Task prompt =
Could you copy out every line of the data where the word "info" occurs?

(Component data from apps and pages)
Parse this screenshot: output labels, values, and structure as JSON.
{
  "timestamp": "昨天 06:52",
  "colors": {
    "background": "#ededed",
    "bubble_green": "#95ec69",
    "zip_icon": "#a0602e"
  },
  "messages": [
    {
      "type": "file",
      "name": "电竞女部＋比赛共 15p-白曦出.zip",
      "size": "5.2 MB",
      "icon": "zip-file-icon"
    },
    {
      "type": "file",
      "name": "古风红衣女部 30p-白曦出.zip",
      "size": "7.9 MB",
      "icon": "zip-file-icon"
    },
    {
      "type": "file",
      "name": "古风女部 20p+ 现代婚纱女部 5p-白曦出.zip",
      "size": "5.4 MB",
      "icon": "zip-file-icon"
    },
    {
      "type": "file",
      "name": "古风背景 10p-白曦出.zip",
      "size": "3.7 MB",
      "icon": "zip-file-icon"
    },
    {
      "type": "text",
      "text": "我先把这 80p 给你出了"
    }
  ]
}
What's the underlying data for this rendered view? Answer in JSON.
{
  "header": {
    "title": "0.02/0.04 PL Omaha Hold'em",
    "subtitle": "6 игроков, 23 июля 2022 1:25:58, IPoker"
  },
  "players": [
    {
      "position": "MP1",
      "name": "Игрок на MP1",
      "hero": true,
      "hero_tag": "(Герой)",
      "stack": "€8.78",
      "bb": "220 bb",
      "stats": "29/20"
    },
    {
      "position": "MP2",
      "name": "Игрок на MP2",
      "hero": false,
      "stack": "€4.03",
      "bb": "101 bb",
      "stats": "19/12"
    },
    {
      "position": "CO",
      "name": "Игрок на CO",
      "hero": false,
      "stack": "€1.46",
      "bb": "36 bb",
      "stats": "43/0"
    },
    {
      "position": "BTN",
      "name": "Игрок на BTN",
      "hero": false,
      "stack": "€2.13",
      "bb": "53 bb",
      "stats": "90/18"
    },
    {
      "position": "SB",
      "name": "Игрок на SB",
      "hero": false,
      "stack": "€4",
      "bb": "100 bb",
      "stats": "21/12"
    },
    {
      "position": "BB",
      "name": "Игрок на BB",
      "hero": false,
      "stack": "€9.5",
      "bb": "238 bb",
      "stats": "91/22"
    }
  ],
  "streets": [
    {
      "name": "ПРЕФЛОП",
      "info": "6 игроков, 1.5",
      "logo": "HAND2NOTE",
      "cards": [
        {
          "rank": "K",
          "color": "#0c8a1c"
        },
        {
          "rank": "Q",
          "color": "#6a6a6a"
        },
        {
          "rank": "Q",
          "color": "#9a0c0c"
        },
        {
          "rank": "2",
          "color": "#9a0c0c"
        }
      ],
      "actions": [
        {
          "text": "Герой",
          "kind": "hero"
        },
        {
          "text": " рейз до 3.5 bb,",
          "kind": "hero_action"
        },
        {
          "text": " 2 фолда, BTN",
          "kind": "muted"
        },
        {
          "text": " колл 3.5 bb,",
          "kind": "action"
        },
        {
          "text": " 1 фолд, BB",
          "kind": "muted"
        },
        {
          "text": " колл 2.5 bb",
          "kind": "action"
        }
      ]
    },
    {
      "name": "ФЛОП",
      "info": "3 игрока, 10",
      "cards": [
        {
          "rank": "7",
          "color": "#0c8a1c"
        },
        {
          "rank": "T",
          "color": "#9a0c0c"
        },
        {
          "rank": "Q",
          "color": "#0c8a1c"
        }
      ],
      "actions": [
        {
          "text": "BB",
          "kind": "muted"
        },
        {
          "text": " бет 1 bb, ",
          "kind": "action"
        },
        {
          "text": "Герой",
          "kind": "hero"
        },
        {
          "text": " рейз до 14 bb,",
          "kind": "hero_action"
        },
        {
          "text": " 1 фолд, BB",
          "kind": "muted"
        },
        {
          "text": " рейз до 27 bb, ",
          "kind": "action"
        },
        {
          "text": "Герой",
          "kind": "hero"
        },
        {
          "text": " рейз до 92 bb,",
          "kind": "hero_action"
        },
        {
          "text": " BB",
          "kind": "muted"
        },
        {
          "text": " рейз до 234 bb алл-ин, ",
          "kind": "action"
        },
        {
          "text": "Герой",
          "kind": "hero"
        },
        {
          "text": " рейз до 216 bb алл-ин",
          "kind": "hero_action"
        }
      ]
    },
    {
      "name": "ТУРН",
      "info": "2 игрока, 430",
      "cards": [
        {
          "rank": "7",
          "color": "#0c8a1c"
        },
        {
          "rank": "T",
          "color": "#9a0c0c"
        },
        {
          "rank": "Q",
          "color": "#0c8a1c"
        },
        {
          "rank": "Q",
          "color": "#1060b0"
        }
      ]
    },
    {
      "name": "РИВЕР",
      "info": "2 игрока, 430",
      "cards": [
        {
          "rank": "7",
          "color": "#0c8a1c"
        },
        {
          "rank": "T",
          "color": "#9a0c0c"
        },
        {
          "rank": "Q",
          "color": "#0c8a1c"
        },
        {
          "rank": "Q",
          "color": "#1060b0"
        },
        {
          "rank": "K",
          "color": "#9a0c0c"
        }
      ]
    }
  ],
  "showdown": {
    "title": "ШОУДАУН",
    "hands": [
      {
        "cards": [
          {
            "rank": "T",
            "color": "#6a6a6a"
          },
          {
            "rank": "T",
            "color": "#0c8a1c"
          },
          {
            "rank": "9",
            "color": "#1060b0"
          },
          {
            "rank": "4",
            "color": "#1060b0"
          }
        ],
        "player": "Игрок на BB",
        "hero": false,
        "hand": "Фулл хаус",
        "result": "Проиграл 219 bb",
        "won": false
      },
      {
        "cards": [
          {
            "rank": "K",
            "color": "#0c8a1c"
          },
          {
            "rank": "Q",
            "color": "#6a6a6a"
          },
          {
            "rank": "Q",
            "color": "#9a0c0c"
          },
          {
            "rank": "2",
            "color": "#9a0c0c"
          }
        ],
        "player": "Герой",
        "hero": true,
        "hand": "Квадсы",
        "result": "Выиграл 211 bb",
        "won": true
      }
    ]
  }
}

Solved problem =
      "info": "6 игроков, 1.5",
      "info": "3 игрока, 10",
      "info": "2 игрока, 430",
      "info": "2 игрока, 430",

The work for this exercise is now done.